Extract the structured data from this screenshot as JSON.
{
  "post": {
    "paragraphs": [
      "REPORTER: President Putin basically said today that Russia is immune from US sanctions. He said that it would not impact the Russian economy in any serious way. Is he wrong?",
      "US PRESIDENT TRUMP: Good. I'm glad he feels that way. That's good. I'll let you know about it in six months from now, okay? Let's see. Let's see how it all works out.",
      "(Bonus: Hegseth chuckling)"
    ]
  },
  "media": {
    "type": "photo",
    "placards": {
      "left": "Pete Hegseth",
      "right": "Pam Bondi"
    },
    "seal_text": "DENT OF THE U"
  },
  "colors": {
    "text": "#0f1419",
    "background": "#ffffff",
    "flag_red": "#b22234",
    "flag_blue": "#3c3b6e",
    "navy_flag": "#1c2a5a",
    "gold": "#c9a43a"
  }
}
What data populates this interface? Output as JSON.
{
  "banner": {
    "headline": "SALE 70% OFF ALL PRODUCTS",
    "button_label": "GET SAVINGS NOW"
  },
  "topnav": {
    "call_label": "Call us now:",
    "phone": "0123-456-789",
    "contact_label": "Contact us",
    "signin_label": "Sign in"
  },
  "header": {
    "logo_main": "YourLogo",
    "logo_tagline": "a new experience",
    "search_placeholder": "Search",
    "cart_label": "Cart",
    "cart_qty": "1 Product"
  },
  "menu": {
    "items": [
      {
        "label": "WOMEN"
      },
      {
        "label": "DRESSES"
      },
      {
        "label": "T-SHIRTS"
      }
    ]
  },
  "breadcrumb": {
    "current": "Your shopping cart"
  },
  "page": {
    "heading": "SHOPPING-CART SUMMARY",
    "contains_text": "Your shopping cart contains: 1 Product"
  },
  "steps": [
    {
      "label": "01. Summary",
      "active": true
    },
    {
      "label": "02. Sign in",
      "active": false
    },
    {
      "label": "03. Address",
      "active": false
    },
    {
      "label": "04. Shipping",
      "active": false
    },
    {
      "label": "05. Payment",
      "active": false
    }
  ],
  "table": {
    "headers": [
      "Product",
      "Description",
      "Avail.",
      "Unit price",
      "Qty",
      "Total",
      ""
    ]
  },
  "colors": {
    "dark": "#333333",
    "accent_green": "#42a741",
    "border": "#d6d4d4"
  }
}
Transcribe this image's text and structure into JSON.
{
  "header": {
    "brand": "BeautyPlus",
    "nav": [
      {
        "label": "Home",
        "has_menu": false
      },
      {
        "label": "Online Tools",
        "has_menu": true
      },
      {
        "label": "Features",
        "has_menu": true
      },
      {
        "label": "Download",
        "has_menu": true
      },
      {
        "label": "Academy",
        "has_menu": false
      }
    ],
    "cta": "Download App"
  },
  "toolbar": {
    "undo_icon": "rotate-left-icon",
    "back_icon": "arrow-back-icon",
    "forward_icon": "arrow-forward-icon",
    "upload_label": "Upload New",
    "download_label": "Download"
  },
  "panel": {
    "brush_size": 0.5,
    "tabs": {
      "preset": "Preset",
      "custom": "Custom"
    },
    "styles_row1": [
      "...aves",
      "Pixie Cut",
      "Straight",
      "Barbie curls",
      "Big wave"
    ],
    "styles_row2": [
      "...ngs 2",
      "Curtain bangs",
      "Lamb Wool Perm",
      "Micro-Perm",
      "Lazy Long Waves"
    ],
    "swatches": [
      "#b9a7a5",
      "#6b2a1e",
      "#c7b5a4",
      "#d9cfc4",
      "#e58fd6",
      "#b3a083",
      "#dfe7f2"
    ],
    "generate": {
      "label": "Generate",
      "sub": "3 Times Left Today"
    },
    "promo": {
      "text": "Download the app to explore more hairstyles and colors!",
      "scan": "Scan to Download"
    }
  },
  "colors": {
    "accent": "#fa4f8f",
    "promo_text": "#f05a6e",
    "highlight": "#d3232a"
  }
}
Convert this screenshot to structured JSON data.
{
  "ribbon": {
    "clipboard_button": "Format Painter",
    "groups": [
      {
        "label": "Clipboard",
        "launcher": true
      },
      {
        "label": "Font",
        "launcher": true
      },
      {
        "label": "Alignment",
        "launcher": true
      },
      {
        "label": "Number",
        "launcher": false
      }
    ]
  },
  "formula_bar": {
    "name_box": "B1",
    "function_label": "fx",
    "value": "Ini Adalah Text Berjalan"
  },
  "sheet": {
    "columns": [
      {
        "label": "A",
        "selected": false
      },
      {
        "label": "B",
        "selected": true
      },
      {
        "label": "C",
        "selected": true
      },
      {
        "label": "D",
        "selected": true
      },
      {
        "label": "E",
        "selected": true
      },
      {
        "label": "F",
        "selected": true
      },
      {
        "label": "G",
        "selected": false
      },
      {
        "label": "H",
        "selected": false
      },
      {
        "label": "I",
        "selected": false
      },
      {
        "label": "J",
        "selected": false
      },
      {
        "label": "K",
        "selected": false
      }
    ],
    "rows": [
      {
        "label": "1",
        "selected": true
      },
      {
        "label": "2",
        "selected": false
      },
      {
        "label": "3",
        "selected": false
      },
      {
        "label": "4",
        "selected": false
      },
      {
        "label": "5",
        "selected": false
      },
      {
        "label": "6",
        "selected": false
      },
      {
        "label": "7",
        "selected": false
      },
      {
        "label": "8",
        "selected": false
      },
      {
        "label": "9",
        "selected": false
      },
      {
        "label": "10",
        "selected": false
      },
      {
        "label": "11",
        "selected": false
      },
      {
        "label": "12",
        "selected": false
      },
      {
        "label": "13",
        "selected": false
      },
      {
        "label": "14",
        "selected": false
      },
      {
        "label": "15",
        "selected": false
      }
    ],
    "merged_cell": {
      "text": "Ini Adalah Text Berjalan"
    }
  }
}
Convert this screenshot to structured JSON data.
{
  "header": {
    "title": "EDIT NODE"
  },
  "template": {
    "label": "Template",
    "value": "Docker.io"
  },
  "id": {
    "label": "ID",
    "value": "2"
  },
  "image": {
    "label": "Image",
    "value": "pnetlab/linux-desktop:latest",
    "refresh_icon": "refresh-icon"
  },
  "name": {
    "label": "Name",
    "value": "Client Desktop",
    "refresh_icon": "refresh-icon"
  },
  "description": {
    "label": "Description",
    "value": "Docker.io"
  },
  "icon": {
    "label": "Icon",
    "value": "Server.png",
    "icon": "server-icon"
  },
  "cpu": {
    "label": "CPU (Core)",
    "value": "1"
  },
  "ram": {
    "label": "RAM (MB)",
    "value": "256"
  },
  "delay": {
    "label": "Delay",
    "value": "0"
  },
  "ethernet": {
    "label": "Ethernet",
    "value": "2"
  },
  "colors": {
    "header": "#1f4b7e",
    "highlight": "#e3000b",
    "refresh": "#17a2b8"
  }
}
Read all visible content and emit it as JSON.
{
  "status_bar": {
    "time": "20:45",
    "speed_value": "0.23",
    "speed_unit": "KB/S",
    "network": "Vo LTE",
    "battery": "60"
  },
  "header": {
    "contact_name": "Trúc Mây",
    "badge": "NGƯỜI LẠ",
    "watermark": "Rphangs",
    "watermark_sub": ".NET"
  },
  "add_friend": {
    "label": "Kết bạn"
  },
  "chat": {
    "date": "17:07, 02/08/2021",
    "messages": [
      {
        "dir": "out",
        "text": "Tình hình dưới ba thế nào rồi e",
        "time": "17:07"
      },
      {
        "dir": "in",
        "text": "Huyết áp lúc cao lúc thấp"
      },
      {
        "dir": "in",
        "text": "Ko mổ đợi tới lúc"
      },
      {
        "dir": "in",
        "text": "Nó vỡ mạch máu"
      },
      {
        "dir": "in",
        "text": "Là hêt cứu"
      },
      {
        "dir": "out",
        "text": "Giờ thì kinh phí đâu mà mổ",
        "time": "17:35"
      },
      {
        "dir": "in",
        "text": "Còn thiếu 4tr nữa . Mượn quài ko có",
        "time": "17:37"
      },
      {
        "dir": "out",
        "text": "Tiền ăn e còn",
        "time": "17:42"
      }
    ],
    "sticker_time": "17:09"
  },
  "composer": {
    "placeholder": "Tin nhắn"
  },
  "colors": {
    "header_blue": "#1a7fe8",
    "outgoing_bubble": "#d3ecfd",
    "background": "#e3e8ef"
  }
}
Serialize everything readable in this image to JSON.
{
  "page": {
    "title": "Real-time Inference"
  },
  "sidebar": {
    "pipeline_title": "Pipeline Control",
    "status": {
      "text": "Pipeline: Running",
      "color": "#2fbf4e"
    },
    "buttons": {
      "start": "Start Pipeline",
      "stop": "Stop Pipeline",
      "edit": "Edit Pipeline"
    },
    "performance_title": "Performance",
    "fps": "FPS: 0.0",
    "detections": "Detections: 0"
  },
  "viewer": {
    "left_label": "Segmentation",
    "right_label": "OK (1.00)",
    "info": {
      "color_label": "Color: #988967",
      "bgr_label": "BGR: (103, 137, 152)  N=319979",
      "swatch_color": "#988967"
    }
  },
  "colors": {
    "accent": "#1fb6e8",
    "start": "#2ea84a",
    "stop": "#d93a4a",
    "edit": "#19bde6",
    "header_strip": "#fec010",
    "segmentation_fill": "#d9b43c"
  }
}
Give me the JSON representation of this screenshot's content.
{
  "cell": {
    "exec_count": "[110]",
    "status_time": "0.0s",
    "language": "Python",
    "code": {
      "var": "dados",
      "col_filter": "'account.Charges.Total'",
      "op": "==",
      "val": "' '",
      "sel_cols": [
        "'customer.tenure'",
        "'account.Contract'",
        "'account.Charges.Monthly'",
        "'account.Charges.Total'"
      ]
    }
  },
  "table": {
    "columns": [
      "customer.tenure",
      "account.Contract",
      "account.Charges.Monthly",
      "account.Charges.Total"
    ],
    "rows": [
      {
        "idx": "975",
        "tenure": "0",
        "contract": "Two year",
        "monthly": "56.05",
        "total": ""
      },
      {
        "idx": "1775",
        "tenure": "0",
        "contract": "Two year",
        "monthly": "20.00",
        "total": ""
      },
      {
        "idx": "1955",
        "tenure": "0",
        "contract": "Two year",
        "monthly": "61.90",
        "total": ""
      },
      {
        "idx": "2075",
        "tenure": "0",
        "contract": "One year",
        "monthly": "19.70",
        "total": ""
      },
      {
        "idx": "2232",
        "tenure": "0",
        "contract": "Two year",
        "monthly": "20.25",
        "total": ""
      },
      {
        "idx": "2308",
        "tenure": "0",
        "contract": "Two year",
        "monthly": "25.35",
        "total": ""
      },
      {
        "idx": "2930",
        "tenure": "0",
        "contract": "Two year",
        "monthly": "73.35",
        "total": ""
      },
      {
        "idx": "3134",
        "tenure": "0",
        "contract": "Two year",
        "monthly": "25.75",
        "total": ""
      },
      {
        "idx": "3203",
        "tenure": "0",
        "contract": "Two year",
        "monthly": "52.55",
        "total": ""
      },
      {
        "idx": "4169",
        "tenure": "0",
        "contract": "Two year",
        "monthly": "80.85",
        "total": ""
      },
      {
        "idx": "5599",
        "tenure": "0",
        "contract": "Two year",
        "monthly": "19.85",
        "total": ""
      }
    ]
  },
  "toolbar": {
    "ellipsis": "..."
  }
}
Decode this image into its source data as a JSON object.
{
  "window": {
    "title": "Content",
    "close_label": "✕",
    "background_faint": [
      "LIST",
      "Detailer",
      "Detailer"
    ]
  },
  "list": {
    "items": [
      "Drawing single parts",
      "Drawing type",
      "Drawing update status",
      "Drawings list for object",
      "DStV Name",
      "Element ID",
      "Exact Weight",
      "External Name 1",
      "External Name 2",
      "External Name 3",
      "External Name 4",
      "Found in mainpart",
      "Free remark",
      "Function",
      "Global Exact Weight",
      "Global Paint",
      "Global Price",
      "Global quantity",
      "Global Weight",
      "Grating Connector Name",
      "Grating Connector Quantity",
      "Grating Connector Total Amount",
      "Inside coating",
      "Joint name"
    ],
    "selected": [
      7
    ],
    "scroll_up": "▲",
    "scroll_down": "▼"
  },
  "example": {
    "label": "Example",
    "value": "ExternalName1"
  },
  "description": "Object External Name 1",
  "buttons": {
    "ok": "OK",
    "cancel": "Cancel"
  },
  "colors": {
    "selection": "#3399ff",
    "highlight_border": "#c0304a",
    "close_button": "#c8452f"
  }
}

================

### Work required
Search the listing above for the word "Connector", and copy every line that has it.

### Written reply
      "Grating Connector Name",
      "Grating Connector Quantity",
      "Grating Connector Total Amount",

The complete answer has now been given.